Mark Shuttleworth has lost his long-running fight to reverse a US$20m (£12.8m) bank charge levied after he transferred a fortune out of South Africa.
In 2001, Shuttleworth, the founder of Ubuntu Linux maker Canonical, emigrated from his home nation of South Africa to the Isle of Man. In 2008, he tried to withdraw R2.5bn (US$204m, £128m) from his account in the South African Reserve Bank. The bank, under orders from the SA finance minister, withheld 10 per cent of the transfer as an exit charge.
Shuttleworth was furious, and took the bank to a High Court in Pretoria to claim back his millions, basically calling the whole thing unconstitutional. The court said the exit charge was legit, but decided some of the currency exchange rules surrounding the fee were unlawful and unconstitutional. Shuttleworth took the matter higher to the Supreme Court of Appeal, which said the rules were valid, but the bank charge was not. The SA government and reserve bank also launched a cross-appeal. What a mess.
The Linux entrepreneur's case finally ended up before the South Africa Constitutional Court, which on Thursday this week ruled [PDF] that the South African Reserve Bank was right all along to withhold the wedge.
"The exit charge was not inconsistent with the Constitution. The dominant purpose of the exit charge was not to raise revenue but rather to regulate conduct by discouraging the export of capital to protect the domestic economy," wrote Judge Dikgang Moseneke.
Shuttleworth made his fortune when he sold his certification company Thawte Consulting to VeriSign for US$575m. He went on to found Canonical, stepping down from the CEO role in 2009.
The US$20m tax bill would roughly equal what the Ubuntu boss paid for a trip aboard the Russian Soyuz space capsule, and an eight-day stay aboard the International Space Station in 2002. In 2010 he splashed $34m on a New York condo.

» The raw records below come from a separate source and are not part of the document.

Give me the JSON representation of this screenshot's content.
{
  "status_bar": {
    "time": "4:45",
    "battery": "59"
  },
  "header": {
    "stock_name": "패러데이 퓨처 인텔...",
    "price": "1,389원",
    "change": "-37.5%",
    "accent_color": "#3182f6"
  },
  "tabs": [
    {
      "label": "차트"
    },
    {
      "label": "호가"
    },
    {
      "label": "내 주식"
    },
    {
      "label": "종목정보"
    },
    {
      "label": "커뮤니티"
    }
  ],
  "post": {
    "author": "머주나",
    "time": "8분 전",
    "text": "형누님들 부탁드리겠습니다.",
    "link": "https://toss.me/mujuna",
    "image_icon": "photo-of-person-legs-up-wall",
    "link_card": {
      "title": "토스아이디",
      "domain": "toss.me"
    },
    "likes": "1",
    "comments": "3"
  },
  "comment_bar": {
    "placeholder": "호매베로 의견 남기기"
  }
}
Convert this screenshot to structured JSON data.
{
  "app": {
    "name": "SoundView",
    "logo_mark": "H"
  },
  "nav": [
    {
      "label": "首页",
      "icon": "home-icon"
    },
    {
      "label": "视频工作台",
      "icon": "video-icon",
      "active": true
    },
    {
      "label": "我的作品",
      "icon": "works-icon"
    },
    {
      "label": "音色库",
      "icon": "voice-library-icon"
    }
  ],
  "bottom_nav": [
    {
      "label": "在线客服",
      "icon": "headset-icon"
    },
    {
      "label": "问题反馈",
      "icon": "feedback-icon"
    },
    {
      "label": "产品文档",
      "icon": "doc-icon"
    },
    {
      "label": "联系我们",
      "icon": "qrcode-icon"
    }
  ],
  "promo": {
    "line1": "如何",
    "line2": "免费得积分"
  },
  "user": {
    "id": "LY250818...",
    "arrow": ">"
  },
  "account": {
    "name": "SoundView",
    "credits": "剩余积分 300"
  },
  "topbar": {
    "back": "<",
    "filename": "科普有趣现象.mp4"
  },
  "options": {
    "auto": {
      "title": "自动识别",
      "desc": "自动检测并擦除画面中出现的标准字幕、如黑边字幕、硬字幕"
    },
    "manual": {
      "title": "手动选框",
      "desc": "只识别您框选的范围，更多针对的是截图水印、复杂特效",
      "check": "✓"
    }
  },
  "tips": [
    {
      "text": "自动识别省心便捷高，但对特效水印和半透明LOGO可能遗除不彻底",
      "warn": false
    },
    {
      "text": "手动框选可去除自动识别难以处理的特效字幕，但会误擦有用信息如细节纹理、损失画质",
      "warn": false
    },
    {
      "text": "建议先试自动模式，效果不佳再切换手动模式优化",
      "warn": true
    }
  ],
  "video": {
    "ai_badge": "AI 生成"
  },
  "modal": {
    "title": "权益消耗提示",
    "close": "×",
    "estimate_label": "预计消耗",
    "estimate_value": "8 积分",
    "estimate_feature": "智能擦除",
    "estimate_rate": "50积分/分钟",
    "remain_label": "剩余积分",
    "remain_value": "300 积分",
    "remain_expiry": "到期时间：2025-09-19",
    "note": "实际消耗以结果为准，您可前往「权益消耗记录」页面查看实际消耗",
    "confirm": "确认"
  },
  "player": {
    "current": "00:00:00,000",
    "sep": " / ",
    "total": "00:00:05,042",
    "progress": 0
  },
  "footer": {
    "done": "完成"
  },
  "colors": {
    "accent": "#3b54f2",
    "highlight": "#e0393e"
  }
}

Thanks to the court's ruling, Shuttleworth will not be able to reclaim the funds the bank extracted from his account. Shuttleworth's reps did not respond to a request for comment on the judgment. ®